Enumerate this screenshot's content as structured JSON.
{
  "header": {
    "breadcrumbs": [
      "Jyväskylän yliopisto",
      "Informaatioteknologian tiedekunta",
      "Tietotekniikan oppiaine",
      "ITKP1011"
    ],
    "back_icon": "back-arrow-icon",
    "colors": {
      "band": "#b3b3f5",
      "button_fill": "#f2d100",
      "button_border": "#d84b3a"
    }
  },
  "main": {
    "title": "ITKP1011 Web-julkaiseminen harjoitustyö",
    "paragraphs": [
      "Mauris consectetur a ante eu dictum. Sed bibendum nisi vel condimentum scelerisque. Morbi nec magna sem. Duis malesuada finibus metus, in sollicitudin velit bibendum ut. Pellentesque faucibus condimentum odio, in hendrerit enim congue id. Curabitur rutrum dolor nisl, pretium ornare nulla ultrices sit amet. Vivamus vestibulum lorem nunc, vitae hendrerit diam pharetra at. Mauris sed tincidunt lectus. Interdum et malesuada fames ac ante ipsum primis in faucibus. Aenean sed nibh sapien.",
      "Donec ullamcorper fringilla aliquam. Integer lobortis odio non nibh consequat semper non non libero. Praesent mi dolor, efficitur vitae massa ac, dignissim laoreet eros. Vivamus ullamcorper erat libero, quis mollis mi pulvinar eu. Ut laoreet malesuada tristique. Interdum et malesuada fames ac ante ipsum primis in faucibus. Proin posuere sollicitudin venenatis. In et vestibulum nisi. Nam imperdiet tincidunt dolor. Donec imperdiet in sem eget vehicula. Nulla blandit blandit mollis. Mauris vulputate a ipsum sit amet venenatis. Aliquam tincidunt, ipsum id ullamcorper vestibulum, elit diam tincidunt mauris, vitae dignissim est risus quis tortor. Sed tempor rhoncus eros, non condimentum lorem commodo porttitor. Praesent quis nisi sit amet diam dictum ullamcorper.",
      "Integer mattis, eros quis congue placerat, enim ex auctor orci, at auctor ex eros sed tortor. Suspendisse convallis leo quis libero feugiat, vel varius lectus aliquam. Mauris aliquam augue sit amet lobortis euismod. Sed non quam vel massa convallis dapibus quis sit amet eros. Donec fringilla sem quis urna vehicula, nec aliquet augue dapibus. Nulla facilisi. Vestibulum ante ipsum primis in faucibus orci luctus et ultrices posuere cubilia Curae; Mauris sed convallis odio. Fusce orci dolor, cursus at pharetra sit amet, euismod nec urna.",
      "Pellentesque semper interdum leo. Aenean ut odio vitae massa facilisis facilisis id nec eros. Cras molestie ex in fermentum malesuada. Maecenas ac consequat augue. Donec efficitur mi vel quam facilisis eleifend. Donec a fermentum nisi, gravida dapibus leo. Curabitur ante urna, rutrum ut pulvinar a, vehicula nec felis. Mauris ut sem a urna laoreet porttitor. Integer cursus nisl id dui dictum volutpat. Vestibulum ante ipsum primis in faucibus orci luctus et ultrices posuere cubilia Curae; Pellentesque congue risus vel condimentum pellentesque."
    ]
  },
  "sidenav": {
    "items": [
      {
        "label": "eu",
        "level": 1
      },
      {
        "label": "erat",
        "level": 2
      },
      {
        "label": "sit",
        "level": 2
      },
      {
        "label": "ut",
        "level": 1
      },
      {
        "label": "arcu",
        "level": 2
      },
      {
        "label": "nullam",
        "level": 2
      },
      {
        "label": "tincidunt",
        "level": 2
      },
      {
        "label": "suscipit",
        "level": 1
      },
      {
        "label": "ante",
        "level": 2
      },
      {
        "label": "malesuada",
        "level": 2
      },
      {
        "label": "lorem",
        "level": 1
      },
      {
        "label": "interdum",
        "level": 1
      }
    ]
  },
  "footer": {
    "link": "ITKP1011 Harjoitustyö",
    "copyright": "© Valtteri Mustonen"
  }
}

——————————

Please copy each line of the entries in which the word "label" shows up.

        "label": "eu",
        "label": "erat",
        "label": "sit",
        "label": "ut",
        "label": "arcu",
        "label": "nullam",
        "label": "tincidunt",
        "label": "suscipit",
        "label": "ante",
        "label": "malesuada",
        "label": "lorem",
        "label": "interdum",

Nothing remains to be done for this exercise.